Did you know that Mac OS X includes some very basic protection against malicious downloads?
When you download an application via Safari or an attachment in Mail and then try to open it, Apple checks the file against its “safe downloads list” (sometimes called “XProtect.plist” after its file name) to ensure it doesn’t contain any known Mac malware.
Mac OS X is supposed to check for updates to this malware definitions list daily, but you can force an update using one of the following techniques.
The first method is to click on the Apple menu and select “System Preferences…” and then from the main window click on Security, then click on the General tab, and then uncheck and re-check the box next to “Automatically update safe downloads list” (note that you may need to click on the lock and type an administrator password first). If you don’t see this checkbox, you should make sure you’re running either Lion (v10.7 or later) or the latest version of Snow Leopard (v10.6.8).
Although this is the simplest solution, it doesn’t give any indication of whether the update has actually completed, which is why I prefer to use the following alternative instead.
The second method is to download and install Safe Download Version, a freeware app created by Adam Christianson of The Mac Observer.
When you run Safe Download Version, it tells you the version of your currently installed definitions and their release date, lets you check for updates, and notifies you whether you already have the latest version installed or if a new update has been applied.
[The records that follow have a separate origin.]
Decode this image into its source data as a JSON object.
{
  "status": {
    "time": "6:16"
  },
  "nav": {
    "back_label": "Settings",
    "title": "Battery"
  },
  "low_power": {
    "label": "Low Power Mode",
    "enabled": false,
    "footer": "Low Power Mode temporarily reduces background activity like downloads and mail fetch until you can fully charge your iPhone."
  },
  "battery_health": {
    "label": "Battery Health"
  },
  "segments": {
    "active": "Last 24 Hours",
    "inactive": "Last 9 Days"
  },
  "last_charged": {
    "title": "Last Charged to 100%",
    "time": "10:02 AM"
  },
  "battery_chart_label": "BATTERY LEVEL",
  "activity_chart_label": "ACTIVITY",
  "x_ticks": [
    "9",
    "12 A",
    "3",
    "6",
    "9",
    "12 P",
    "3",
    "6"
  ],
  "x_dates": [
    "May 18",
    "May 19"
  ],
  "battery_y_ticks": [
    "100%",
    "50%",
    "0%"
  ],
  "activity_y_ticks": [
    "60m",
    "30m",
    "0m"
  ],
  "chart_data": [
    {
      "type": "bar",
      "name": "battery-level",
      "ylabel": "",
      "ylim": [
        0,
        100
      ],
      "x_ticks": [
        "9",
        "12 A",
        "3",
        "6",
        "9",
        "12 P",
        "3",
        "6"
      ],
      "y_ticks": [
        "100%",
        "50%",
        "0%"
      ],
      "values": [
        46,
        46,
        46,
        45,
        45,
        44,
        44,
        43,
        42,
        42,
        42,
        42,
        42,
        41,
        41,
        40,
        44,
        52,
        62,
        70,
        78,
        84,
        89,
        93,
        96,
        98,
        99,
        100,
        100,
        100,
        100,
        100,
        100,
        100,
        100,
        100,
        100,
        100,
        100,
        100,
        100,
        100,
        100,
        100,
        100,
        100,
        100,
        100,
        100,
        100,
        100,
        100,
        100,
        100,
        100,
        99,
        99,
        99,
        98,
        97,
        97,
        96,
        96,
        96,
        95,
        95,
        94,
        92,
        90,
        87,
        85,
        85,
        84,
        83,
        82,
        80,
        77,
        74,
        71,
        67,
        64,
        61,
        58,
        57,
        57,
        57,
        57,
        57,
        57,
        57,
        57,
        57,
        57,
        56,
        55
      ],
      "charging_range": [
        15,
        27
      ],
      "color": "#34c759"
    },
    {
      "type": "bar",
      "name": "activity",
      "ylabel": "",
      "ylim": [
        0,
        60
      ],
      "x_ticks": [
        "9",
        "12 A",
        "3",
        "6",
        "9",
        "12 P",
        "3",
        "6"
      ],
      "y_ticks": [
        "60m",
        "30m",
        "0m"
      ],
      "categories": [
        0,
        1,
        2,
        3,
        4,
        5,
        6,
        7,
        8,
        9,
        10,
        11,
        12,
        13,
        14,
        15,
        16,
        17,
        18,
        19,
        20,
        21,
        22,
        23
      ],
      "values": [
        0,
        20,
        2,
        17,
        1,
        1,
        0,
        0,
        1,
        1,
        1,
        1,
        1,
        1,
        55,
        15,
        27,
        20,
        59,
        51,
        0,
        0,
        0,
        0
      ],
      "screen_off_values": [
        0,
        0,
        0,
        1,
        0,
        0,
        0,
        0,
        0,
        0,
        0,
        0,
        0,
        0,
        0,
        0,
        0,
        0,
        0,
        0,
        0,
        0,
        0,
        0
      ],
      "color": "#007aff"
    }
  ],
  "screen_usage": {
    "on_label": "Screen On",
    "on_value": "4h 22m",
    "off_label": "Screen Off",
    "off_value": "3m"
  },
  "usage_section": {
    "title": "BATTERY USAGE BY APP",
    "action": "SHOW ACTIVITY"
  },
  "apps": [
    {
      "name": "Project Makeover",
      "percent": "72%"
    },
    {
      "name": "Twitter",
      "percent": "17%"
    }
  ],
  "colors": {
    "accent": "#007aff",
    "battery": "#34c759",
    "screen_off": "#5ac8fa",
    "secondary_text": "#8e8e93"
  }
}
You can also check for updates by running XProtectUpdater via a Terminal command, as described in this article.
Although it’s nice to know you have the latest version of Apple’s malicious download definitions, don’t let it give you a false sense of security.
Apple’s download scanner also doesn’t offer any protection against malware for other platforms such as Windows, so you’ll have no way of knowing whether that flash drive you used at work or on a friend’s PC might be carrying an infection.
To step up your own Mac’s defenses, I recommend installing the free Sophos Anti-Virus for Mac Home Edition. You can see how it works compared with Apple’s safe downloads protection in the video below.
(Enjoy this video? Check out more on the SophosLabs YouTube channel and subscribe if you like.)
8 comments on “How to keep Mac OS X’s safe downloads list up-to-date”
I have Sophos Anti-Virus on my Mac. Even though Macs don't have as much viruses and malware as Windows systems, it's still a good idea to have this program. There's no such thing as a 100% secure system, and Macs like PCs, need to be protected.
Why a post about SL while LION is out?
The advice is applicable to Lion too.
Hello BDMSTUDIOS. Lion is out, but a lot of people still use SL as it works for them, just as XP works for many even though 7 is out.
The file should be checked at startup, then daily or on wake if the system has been asleep at the scheduled time.
You can specify a shorter interval (say 3600 seconds for an hourly check) by editing /System/Library/LaunchDaemons/com.apple.xprotectupdater.plist
PS, somewhat annoying that I had to retype all but the first six words of this comment after authenticating with Twitter!
I will install your free Anti-Virus, but I have a question: I usually use Google Chrome as my browser instead of Safari. Am I still getting the same level of protection using Chrome?
Using Sophos will give you the same protection regardless of what browser you use but Apple's protection is only good when you use Safari. So use Sophos, I have and it is a great program. It does not slow down you Mac at all and is very unobtrusive.
Sophos Anti-Virus for Mac, HE has a built-in real-time scanner that scans all files as they are accessed. It also contains a manual scan option (to scan your entire drive, or custom parts/files/etc.) and a contextual scan integration into the Finder (right click and scan a file you’re unsure of). It is also fully scriptable with AppleScript.
XProtect only works with a “whitelist” of programs, including almost all of the available web browsers (including Safari, Chrome and Firefox), the most popular Mail apps and the most popular IM apps with file transfer capabilities, and removable media. If you use a command-line file transfer tool or something less common, for example a BitTorrent client, FTP client or a Java-based download accelerator, XProtect will not scan the files.